**Task item**
Using the data below, copy each line that includes the word "Carico".

**Data extract**
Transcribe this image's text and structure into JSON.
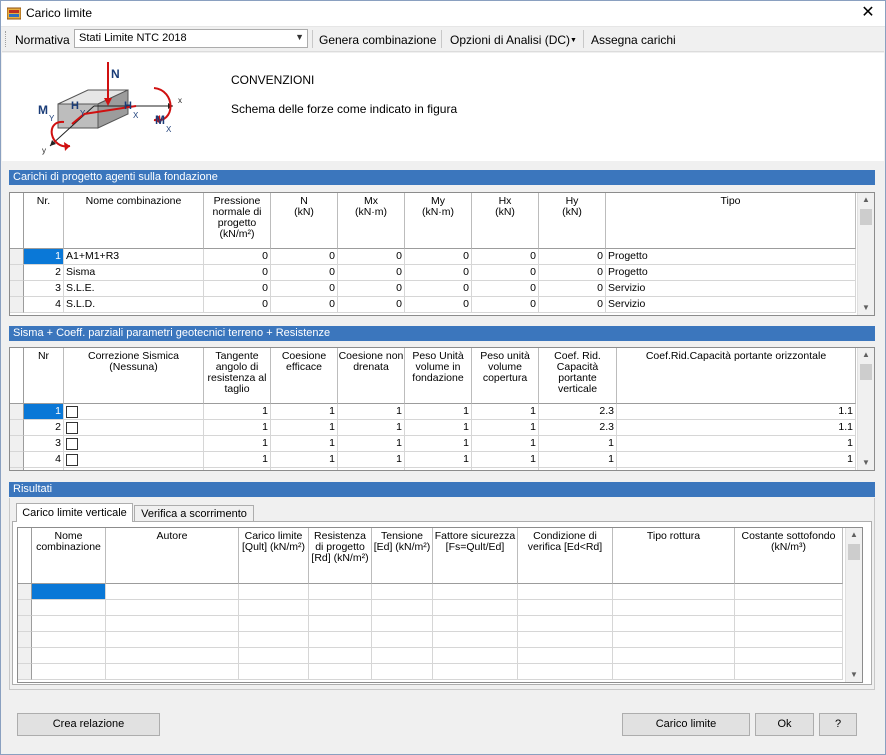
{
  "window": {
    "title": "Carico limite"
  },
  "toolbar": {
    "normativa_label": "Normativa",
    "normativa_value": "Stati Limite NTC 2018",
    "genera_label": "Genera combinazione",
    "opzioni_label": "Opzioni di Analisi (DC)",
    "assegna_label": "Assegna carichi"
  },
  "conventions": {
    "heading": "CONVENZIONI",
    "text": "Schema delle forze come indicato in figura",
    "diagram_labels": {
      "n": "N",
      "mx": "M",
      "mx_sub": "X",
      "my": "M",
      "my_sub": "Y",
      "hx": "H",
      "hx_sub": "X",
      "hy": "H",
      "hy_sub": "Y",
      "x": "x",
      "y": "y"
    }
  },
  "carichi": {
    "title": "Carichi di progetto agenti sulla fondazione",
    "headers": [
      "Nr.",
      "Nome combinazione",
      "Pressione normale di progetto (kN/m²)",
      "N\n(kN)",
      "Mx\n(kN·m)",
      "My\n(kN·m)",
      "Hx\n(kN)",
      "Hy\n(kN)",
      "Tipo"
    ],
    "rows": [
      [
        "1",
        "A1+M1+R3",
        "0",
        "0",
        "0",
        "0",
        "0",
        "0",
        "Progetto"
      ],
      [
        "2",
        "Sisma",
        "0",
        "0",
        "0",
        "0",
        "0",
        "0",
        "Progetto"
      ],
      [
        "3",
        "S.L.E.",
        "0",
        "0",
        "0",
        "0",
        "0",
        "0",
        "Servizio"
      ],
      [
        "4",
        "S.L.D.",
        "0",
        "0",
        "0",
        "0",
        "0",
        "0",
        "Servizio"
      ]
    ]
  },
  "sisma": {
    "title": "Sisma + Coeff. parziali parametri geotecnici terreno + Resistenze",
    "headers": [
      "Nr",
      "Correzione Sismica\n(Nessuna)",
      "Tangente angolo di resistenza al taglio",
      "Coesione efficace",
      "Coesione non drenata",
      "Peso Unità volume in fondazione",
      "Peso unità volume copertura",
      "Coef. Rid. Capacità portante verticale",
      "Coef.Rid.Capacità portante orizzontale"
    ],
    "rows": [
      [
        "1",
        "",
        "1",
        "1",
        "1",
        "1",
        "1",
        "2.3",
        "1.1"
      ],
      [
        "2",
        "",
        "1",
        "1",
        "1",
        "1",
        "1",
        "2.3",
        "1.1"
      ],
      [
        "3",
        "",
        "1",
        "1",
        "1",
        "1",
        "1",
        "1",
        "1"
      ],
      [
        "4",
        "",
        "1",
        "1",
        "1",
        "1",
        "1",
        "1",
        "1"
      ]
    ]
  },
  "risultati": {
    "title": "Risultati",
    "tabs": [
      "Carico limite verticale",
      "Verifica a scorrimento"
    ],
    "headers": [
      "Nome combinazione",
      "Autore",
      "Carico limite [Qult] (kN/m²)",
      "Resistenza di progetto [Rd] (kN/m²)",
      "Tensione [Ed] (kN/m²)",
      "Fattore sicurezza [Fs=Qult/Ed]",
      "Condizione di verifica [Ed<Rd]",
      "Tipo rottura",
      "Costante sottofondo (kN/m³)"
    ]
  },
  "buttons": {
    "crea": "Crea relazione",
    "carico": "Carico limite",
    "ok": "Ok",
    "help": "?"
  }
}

**Solved exercise**
    "title": "Carico limite"
      "Carico limite verticale",
      "Carico limite [Qult] (kN/m²)",
    "carico": "Carico limite",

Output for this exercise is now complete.